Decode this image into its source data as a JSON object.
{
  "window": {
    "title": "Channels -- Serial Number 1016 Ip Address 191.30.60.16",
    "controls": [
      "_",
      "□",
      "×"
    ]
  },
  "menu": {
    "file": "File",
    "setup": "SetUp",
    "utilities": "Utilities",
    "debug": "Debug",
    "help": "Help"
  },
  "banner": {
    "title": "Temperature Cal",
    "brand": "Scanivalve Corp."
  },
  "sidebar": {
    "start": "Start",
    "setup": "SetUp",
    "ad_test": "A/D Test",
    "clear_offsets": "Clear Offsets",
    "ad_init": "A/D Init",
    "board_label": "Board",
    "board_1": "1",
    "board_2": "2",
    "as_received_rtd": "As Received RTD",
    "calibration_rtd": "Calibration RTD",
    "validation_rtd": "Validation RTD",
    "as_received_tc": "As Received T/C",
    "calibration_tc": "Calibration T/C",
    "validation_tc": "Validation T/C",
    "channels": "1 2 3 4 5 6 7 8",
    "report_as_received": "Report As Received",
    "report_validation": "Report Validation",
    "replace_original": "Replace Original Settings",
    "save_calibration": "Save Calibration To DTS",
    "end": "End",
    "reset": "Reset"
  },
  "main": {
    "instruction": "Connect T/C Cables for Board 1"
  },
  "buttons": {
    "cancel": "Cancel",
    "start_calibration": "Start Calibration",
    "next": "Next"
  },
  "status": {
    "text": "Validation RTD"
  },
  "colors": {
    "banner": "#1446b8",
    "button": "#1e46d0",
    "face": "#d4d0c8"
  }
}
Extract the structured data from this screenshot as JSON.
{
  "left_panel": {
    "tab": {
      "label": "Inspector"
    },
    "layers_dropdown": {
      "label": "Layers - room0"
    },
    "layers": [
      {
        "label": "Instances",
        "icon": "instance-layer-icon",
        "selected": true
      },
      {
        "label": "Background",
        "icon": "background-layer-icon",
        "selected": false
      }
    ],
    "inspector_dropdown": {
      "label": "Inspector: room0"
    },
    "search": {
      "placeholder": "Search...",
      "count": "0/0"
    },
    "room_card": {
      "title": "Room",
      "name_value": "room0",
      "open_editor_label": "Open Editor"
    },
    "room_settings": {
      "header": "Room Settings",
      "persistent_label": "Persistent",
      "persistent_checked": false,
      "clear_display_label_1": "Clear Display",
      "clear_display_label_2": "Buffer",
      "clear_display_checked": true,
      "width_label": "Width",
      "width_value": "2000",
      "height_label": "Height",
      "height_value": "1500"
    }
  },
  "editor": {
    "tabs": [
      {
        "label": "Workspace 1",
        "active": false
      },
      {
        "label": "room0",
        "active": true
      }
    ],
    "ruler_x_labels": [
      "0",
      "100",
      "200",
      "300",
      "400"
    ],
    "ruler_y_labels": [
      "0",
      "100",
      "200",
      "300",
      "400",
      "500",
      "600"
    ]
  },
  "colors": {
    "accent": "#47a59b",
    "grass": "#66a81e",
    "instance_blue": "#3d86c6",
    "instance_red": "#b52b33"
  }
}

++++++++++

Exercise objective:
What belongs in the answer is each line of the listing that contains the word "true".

Reply to the exercise:
        "selected": true
      "clear_display_checked": true,
        "active": true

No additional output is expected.